“The Christian community, therefore, is that community that freely becomes oppressed, because they know that Jesus himself has defined humanity’s liberation in the context of what happens to the little ones. Christians join the cause of the oppressed in the fight for justice not because of some philosophical principle of “the Good” or because of a religious feeling of sympathy for people in prison. Sympathy does not change the structures of injustice. The authentic identity of Christians with the poor is found in the claim which the Jesus-encounter lays upon their own life-style, a claim that connects the word “Christian” with the liberation of the poor. Christians fight not for humanity in general but for themselves and out of their love for concrete human beings.” (James H. Cone; The God of the Oppressed, p. 135)
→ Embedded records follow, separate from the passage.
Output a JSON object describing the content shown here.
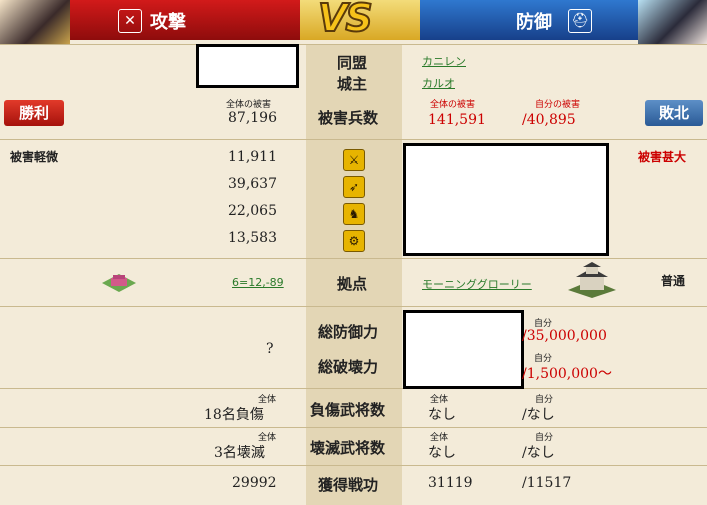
{
  "header": {
    "attack_label": "攻撃",
    "vs_label": "VS",
    "defense_label": "防御"
  },
  "alliance": {
    "label": "同盟",
    "value": "カニレン"
  },
  "lord": {
    "label": "城主",
    "value": "カルオ"
  },
  "casualties": {
    "label": "被害兵数",
    "win_badge": "勝利",
    "lose_badge": "敗北",
    "attacker": {
      "total_caption": "全体の被害",
      "total": "87,196"
    },
    "defender": {
      "total_caption": "全体の被害",
      "total": "141,591",
      "own_caption": "自分の被害",
      "own": "/40,895"
    }
  },
  "damage_status": {
    "attacker": "被害軽微",
    "defender": "被害甚大"
  },
  "units": [
    {
      "icon": "spear-unit-icon",
      "glyph": "⚔",
      "value": "11,911"
    },
    {
      "icon": "bow-unit-icon",
      "glyph": "➶",
      "value": "39,637"
    },
    {
      "icon": "cavalry-unit-icon",
      "glyph": "♞",
      "value": "22,065"
    },
    {
      "icon": "siege-unit-icon",
      "glyph": "⚙",
      "value": "13,583"
    }
  ],
  "base": {
    "label": "拠点",
    "attacker_coord": "6=12,-89",
    "defender_name": "モーニンググローリー",
    "status": "普通"
  },
  "defense_power": {
    "label": "総防御力",
    "own_caption": "自分",
    "own": "/35,000,000"
  },
  "destruction_power": {
    "label": "総破壊力",
    "own_caption": "自分",
    "own": "/1,500,000～"
  },
  "attacker_power_value": "?",
  "injured_generals": {
    "label": "負傷武将数",
    "attacker_caption": "全体",
    "attacker": "18名負傷",
    "total_caption": "全体",
    "total": "なし",
    "own_caption": "自分",
    "own": "/なし"
  },
  "destroyed_generals": {
    "label": "壊滅武将数",
    "attacker_caption": "全体",
    "attacker": "3名壊滅",
    "total_caption": "全体",
    "total": "なし",
    "own_caption": "自分",
    "own": "/なし"
  },
  "merit": {
    "label": "獲得戦功",
    "attacker": "29992",
    "defender": "31119",
    "own": "/11517"
  }
}
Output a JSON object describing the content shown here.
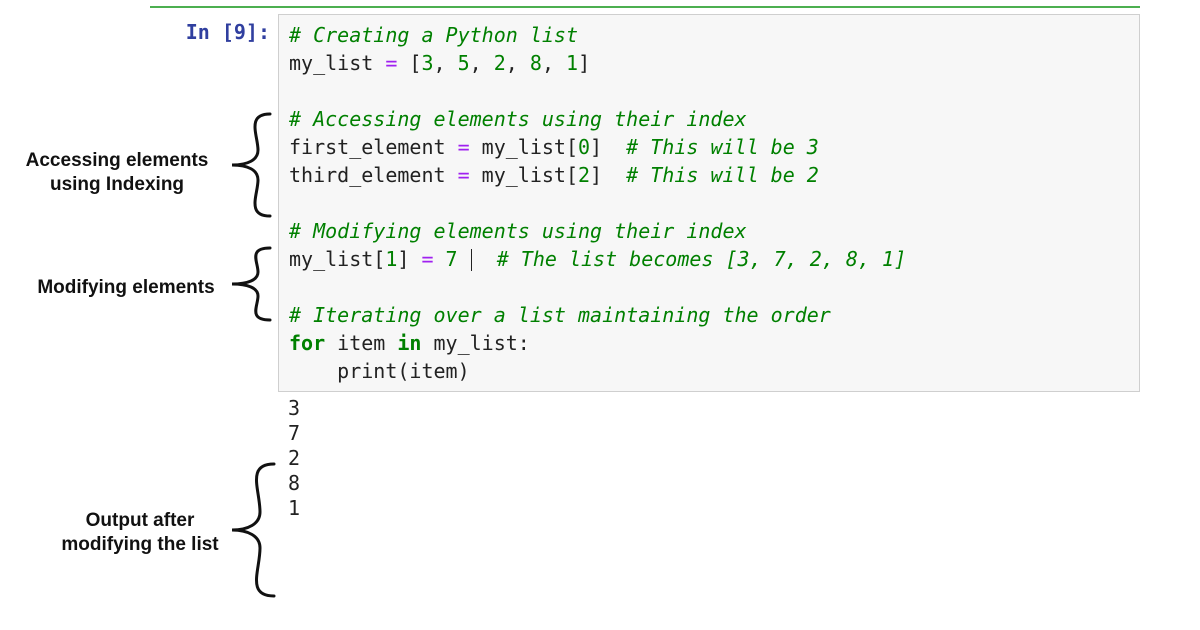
{
  "prompt": "In [9]:",
  "code": {
    "l1_comment": "# Creating a Python list",
    "l2_lhs": "my_list",
    "l2_eq": " = ",
    "l2_rhs_open": "[",
    "l2_vals": [
      "3",
      "5",
      "2",
      "8",
      "1"
    ],
    "l2_rhs_close": "]",
    "blank": "",
    "l3_comment": "# Accessing elements using their index",
    "l4_lhs": "first_element",
    "l4_eq": " = ",
    "l4_rhs": "my_list[",
    "l4_idx": "0",
    "l4_rhs_close": "]",
    "l4_trail": "  # This will be 3",
    "l5_lhs": "third_element",
    "l5_eq": " = ",
    "l5_rhs": "my_list[",
    "l5_idx": "2",
    "l5_rhs_close": "]",
    "l5_trail": "  # This will be 2",
    "l6_comment": "# Modifying elements using their index",
    "l7_lhs": "my_list[",
    "l7_idx": "1",
    "l7_lhs_close": "]",
    "l7_eq": " = ",
    "l7_val": "7",
    "l7_trail": "  # The list becomes [3, 7, 2, 8, 1]",
    "l8_comment": "# Iterating over a list maintaining the order",
    "l9_for": "for",
    "l9_item": " item ",
    "l9_in": "in",
    "l9_target": " my_list:",
    "l10_indent": "    ",
    "l10_func": "print",
    "l10_arg": "(item)"
  },
  "output_lines": [
    "3",
    "7",
    "2",
    "8",
    "1"
  ],
  "annotations": {
    "a1": "Accessing elements\nusing Indexing",
    "a2": "Modifying elements",
    "a3": "Output after\nmodifying the list"
  }
}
This weekend, we celebrate Pentecost, which memorializes the pouring out of the Spirit on the early church. What did it look like when this Advocate Spirit was poured out on Jesus? How did that Spirit characterize his life work?
“The Spirit [advocate] of the Lord is upon me, because he has anointed me to bring good news to the poor. He has sent me to proclaim release to the captives and recovery of sight to the blind, to let the oppressed go free, to proclaim the year of the Lord’s favor [cancellation of all debt].” (Luke 4:18-19, cf. Isaiah 61:1-2)
The Jesus story calls to us to have this same Spirit mark our lives today too!
I’ll close this week with words from Dr. Martin Luther King, Jr., that still give us much to consider:
“You may be 38 years old, as I happen to be, and one day, some great opportunity stands before you and calls upon you to stand for some great principle, some great issue, some great cause. And you refuse to do it because you are afraid. You refuse to do it because you want to live longer. You’re afraid that you will lose your job, or you are afraid that you will be criticized or that you will lose your popularity, or you’re afraid that somebody will stab or shoot or bomb your house. So you refuse to take a stand. Well, you may go on and live until you are ninety, but you are just as dead at 38 as you would be at ninety. And the cessation of breathing in your life is but the belated announcement of an earlier death of the spirit. You died when you refused to stand up for right. You died when you refused to stand up for truth. You died when you refused to stand up for justice.” (Dr. Martin Luther King, Jr. ; Ebenezer Baptist Church; 11/5/67; Atlanta, GA)
This is especially applicable given the recent events in Palestine. The Jesus of John calls us to not let go of life but to take hold of it, to stand up for that which is life-giving, and to stand alongside the oppressed in our fight against injustice and death in all its expressions. May the same Advocate Spirit that took the side of the oppressed, marginalized, and those pushed to the edges of society in the Jesus story be found again, poured out on us as Jesus followers again today.
This Pentecost, may this be not merely our prayer, but our choice as well.